■ The data ■
━━━
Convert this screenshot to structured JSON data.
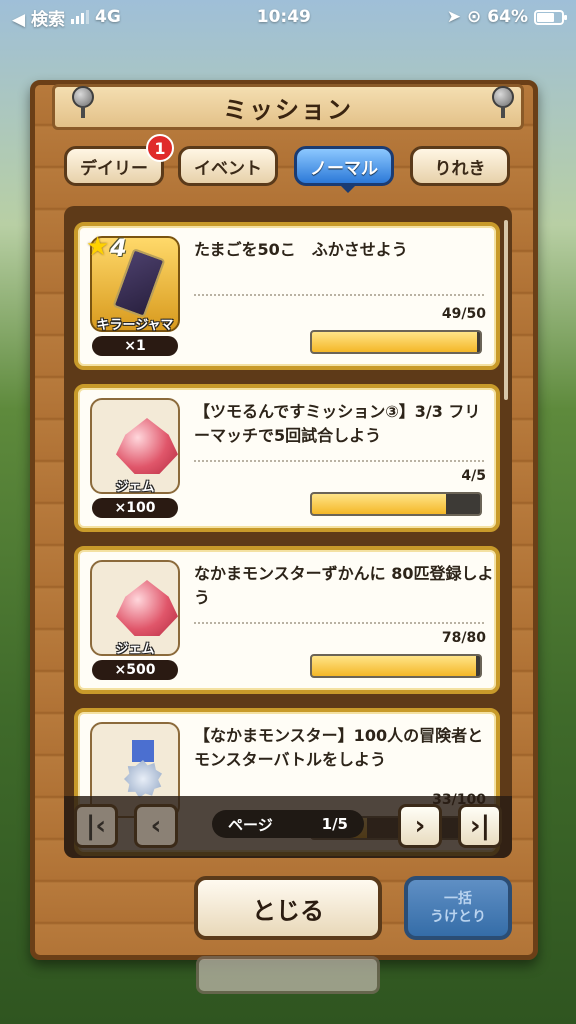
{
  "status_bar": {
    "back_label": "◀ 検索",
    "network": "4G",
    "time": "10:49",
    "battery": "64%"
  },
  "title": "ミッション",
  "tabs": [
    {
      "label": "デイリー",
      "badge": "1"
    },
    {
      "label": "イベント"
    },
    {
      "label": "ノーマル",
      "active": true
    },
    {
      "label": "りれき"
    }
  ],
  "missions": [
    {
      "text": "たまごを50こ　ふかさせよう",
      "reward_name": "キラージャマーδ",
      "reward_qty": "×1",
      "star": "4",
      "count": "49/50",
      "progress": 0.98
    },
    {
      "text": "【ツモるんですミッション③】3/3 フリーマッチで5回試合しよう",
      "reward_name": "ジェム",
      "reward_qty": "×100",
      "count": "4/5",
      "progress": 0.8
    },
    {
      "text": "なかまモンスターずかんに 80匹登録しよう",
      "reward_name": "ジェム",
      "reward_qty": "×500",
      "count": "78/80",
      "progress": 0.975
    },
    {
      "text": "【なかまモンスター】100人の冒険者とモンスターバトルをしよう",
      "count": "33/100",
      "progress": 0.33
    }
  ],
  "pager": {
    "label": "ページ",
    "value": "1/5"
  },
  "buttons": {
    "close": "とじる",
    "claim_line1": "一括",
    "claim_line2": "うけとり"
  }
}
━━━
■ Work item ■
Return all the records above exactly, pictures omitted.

■ Worked solution ■
Convert this screenshot to structured JSON data.
{
  "status_bar": {
    "back_label": "◀ 検索",
    "network": "4G",
    "time": "10:49",
    "battery": "64%"
  },
  "title": "ミッション",
  "tabs": [
    {
      "label": "デイリー",
      "badge": "1"
    },
    {
      "label": "イベント"
    },
    {
      "label": "ノーマル",
      "active": true
    },
    {
      "label": "りれき"
    }
  ],
  "missions": [
    {
      "text": "たまごを50こ　ふかさせよう",
      "reward_name": "キラージャマーδ",
      "reward_qty": "×1",
      "star": "4",
      "count": "49/50",
      "progress": 0.98
    },
    {
      "text": "【ツモるんですミッション③】3/3 フリーマッチで5回試合しよう",
      "reward_name": "ジェム",
      "reward_qty": "×100",
      "count": "4/5",
      "progress": 0.8
    },
    {
      "text": "なかまモンスターずかんに 80匹登録しよう",
      "reward_name": "ジェム",
      "reward_qty": "×500",
      "count": "78/80",
      "progress": 0.975
    },
    {
      "text": "【なかまモンスター】100人の冒険者とモンスターバトルをしよう",
      "count": "33/100",
      "progress": 0.33
    }
  ],
  "pager": {
    "label": "ページ",
    "value": "1/5"
  },
  "buttons": {
    "close": "とじる",
    "claim_line1": "一括",
    "claim_line2": "うけとり"
  }
}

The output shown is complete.